|All hail the rule of the ninnies in The Hunger Games: Catching Fire.|
««½ The Hunger Games: Catching Fire. Written by Simon Beaufoy & Michael Arndt, based on the novel by Suzanne Collins. At area theaters.
Suzanne Collins' Hunger Games series is a lot like Mount Rushmore. For its prominence on the planetary cultural scene, its triumph of impact over art, it's something one remotely admires instead of loves. Missing the movie based on the sequel, Catching Fire, just wasn't an option for a father of an eleven year-old daughter. Having liked the first movie—more or less—this critic resigned himself to the sequel with a prayer: Dear Lord, how bad could it be?
Fortunately, prayers were unnecessary. Catching Fire has many of the same flaws as the first movie, but also a minor surprise: a faint hint of world-weariness, of consciousness that winning, at games or otherwise, can have costs almost as great as losing. The villains in Collins' book have truly awful classical-inspired names like "Claudius Templesmith" and "Plutarch Heavensbee", but she missed an obvious Romanism for her title: Hunger Games: Pyrrhic Victory.
The sequel finds Collins' heroine, Katniss Everdeen (Jennifer Lawrence) living in a big, state-provided mansion after her survival in the 74th Hunger Games, a gladiatorial contest between the subjects of the tyrannical rule of the Capital. Katniss, though embarrassed by her special treatment, has become a folk hero to the proles. With an aversion to sharing the stage verging on the Putinesque, President Snow (Donald Sutherland) wants her dead. To that end, he enlists Plutarch (Philip Seymour Hoffman) to engineer her on-camera demise in the 75th anniversary Games—a special "all-star" edition pitting previous winners against each other.
Once again, Jennifer Lawrence brings more authenticity to the character of Katniss than any big-budget, tent-pole movie like this really deserves. Whether going it alone, as she did in the first movie, or juggling allies Survivor-style here, she's rarely not compelling, rarely standing safely outside the somewhat contrived, half-baked dystopia Collins has conjured.
Trouble is, that contrivance is still there, and doesn't improve with familiarity. Somehow, we're supposed to be afraid of a regime populated by pouffed ninnies like Elfie Trinket (Elizabeth Banks in pancake make-up) and "Caesar Flickermann" (Stanley Tucci with radioactively brilliant teeth). Somehow, everybody is supposed to travel around the Capital's continent-sized domain in Obama's high-speed trains, with aircraft kept oddly beyond consideration. Collins can't decide if her dystopia is ancient Rome without the glory, or pre-Revolutionary France without the culottes.

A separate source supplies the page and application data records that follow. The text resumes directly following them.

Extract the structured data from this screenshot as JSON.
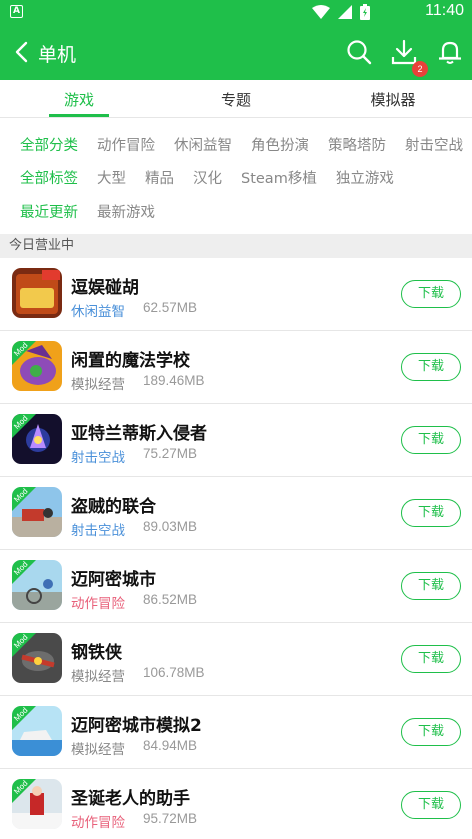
{
  "status_bar": {
    "time": "11:40",
    "icons": [
      "a-notification-icon",
      "wifi-icon",
      "signal-icon",
      "battery-icon"
    ]
  },
  "app_bar": {
    "title": "单机",
    "download_badge": "2",
    "icons": [
      "back-arrow-icon",
      "search-icon",
      "download-icon",
      "bell-icon"
    ]
  },
  "tabs": [
    {
      "label": "游戏",
      "active": true
    },
    {
      "label": "专题",
      "active": false
    },
    {
      "label": "模拟器",
      "active": false
    }
  ],
  "filters": {
    "categories": [
      "全部分类",
      "动作冒险",
      "休闲益智",
      "角色扮演",
      "策略塔防",
      "射击空战"
    ],
    "tags": [
      "全部标签",
      "大型",
      "精品",
      "汉化",
      "Steam移植",
      "独立游戏"
    ],
    "sort": [
      "最近更新",
      "最新游戏"
    ]
  },
  "section_title": "今日营业中",
  "download_label": "下载",
  "colors": {
    "brand_green": "#1fbf4a",
    "category_blue": "#4a90d9",
    "category_red": "#e8607a",
    "category_gray": "#888888"
  },
  "games": [
    {
      "name": "逗娱碰胡",
      "category": "休闲益智",
      "category_color": "#4a90d9",
      "size": "62.57MB",
      "mod": false
    },
    {
      "name": "闲置的魔法学校",
      "category": "模拟经营",
      "category_color": "#888888",
      "size": "189.46MB",
      "mod": true
    },
    {
      "name": "亚特兰蒂斯入侵者",
      "category": "射击空战",
      "category_color": "#4a90d9",
      "size": "75.27MB",
      "mod": true
    },
    {
      "name": "盗贼的联合",
      "category": "射击空战",
      "category_color": "#4a90d9",
      "size": "89.03MB",
      "mod": true
    },
    {
      "name": "迈阿密城市",
      "category": "动作冒险",
      "category_color": "#e8607a",
      "size": "86.52MB",
      "mod": true
    },
    {
      "name": "钢铁侠",
      "category": "模拟经营",
      "category_color": "#888888",
      "size": "106.78MB",
      "mod": true
    },
    {
      "name": "迈阿密城市模拟2",
      "category": "模拟经营",
      "category_color": "#888888",
      "size": "84.94MB",
      "mod": true
    },
    {
      "name": "圣诞老人的助手",
      "category": "动作冒险",
      "category_color": "#e8607a",
      "size": "95.72MB",
      "mod": true
    }
  ]
}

Like The Empire Strikes Back, Catching Fire doesn't end as much as set up the first scene in the next movie. Judging from the audience's reaction, they seem more than willing to follow Katniss anywhere. How bad it could it be?
© 2013 Nicholas Nicastro